*What to do*.
Leave every entry as it is and write the data out in full.

*Record set*.
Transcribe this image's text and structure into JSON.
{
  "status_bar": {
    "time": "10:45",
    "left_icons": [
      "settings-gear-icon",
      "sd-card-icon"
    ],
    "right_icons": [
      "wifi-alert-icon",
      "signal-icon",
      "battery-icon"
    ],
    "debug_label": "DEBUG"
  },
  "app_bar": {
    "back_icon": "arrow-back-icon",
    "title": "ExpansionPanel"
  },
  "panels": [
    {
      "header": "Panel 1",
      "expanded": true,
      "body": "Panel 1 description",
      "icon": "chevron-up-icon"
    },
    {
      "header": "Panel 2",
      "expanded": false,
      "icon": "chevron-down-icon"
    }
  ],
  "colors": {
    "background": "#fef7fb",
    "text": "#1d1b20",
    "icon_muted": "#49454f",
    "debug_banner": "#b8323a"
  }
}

*Response area*.
Transcribe this image's text and structure into JSON.
{
  "status_bar": {
    "time": "10:45",
    "left_icons": [
      "settings-gear-icon",
      "sd-card-icon"
    ],
    "right_icons": [
      "wifi-alert-icon",
      "signal-icon",
      "battery-icon"
    ],
    "debug_label": "DEBUG"
  },
  "app_bar": {
    "back_icon": "arrow-back-icon",
    "title": "ExpansionPanel"
  },
  "panels": [
    {
      "header": "Panel 1",
      "expanded": true,
      "body": "Panel 1 description",
      "icon": "chevron-up-icon"
    },
    {
      "header": "Panel 2",
      "expanded": false,
      "icon": "chevron-down-icon"
    }
  ],
  "colors": {
    "background": "#fef7fb",
    "text": "#1d1b20",
    "icon_muted": "#49454f",
    "debug_banner": "#b8323a"
  }
}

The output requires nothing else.